A common variation of the gene involved in regulating serotonin and norepinephrine in the brain may be linked to problem behaviors in adults with developmental and intellectual disabilities, new research indicates.
The findings were published in the July 2009 issue of the American Journal on Intellectual and Developmental Disabilities and are available online at http://tinyurl.com/mw8baj.
“Problem behaviors in these populations account for billions of dollars in intervention costs each year, but nearly all of these interventions occur after the fact,” Craig Kennedy, a co-author of the study and professor of special education at Vanderbilt University’s Peabody College of education and human development, said. “This research suggests one way we might predict which individuals are at risk of being aggressive and destructive and provide treatment before problems occur.”

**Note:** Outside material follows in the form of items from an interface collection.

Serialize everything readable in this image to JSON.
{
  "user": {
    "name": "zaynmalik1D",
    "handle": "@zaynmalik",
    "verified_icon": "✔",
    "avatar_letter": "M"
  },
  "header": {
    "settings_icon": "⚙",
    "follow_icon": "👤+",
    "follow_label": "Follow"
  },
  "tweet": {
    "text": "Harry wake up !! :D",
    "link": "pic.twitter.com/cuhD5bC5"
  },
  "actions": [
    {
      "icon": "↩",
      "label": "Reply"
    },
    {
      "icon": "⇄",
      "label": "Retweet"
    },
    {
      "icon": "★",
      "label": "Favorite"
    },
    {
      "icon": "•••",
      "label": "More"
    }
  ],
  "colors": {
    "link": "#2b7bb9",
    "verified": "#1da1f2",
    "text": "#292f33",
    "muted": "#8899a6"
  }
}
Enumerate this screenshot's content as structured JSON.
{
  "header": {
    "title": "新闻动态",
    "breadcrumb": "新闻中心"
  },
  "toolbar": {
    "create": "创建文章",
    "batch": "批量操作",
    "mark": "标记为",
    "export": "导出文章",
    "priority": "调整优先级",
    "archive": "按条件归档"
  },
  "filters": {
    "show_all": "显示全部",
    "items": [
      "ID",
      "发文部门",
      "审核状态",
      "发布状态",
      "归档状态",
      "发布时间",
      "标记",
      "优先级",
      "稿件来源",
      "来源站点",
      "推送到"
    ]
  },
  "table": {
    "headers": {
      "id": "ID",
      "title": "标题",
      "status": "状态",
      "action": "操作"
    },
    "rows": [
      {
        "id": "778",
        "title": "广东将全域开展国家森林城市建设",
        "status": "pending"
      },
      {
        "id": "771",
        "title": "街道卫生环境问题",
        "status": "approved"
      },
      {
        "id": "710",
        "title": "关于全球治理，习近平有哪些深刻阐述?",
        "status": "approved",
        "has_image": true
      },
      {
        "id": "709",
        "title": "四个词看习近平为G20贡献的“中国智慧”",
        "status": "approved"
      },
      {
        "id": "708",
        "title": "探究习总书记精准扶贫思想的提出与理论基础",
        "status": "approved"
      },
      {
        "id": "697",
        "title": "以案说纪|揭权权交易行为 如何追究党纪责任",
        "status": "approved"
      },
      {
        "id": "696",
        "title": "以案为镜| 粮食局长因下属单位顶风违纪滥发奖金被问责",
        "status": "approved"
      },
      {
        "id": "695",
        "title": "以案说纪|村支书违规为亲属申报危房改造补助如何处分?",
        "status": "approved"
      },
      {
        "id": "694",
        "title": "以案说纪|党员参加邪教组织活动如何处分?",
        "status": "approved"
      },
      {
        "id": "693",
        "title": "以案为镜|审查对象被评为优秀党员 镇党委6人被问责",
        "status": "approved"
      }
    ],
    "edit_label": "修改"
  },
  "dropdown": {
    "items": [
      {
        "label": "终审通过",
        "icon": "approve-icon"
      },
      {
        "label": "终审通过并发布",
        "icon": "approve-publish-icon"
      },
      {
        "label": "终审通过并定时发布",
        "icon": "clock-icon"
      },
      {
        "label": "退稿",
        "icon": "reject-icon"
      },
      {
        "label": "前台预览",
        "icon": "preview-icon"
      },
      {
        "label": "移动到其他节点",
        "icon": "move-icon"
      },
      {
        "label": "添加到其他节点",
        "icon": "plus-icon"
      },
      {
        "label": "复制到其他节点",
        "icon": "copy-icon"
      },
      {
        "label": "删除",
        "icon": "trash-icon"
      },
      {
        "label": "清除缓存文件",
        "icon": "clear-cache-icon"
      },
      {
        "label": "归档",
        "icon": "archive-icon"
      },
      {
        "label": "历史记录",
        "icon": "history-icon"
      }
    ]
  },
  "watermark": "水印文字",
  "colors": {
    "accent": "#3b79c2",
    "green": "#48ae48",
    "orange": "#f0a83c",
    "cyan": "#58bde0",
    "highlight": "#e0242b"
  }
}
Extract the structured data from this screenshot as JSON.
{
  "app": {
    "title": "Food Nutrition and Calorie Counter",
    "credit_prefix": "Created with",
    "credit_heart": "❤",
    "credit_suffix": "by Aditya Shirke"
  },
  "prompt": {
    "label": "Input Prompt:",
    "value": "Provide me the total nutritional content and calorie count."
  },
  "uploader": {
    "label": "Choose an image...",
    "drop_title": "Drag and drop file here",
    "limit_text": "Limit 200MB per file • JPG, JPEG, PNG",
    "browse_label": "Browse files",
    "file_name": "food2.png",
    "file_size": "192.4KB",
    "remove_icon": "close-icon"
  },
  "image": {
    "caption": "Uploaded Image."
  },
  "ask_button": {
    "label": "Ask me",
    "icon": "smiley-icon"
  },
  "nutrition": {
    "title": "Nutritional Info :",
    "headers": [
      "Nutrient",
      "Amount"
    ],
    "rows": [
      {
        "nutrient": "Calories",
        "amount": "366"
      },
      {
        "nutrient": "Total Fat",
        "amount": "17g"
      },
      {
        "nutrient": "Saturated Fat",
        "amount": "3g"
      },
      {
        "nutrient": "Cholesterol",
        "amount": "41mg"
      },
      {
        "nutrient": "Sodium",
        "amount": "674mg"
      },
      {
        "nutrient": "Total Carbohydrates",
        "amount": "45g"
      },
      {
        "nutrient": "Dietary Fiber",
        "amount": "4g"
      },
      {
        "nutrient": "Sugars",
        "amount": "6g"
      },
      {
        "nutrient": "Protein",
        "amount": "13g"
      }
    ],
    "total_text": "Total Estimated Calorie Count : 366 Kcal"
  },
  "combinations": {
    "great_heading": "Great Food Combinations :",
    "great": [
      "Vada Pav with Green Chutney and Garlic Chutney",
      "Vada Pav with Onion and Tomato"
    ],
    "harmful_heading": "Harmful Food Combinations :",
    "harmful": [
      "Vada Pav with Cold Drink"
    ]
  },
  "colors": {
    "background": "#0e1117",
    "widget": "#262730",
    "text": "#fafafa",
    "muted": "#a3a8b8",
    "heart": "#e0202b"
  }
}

Fifteen to 20 percent of adults with developmental/intellectual disabilities have problem behaviors. For this study, the researchers focused specifically on aggression, self-injury or property destruction and set out to determine if there was a genetic underpinning for these behaviors. They focused on the gene that encodes monoamine oxidize A or MAOA. MAOA is involved in the regulation of the neurotransmitter serotonin, which is linked to appetite and mood, and the neurotransmitter and hormone norepinephrine, which is linked to the fight-or-flight response. Previous studies found that variations in MAOA were linked to violent behavior.
“We found that a common variant of the MAOA gene was strongly associated with problem behaviors in adults with developmental and / or intellectual disabilities,” Kennedy said.
The researchers studied 105 white men between the ages of 18 and 50. The individuals were divided into three groups: those with developmental/intellectual disabilities and a history of more than 10 years of problem behavior, those with the disabilities but without problem behavior, and a typically developing control group. Only white men were sampled because the MAOA gene is linked to the X chromosome and also is shown to vary by ethnicity.
Forty-three percent of those with developmental/intellectual disabilities and behavior problems had the gene variant, compared to 20 percent of the same group with no behavior issues and 20 percent of a typically developing control group.
The same MAOA variation has also been linked to autism in children, autism severity and communication problems. The researchers suggest that problem behaviors linked to this variation may explain increased autism severity in individuals with it. It is not, however, linked to behavior problems in individuals with fragile X syndrome, pointing to the need for further research on genetic and other contributors to problem behavior in individuals with different developmental disabilities.
Kennedy’s co-authors are Lora K. Hedges, research assistant; Randy D. Blakely, director of the Vanderbilt Center for Molecular Neuroscience; and Southern Illinois University’s Michael E. May, Ali Srour, David A. Lightfoot and John A. Phillips III.
Kennedy is chair of the Department of Special Education and an investigator in the Vanderbilt Kennedy Center for Research on Human Development. The U.S. Department of Education and General Clinical Research Council at Vanderbilt University funded portions of the research.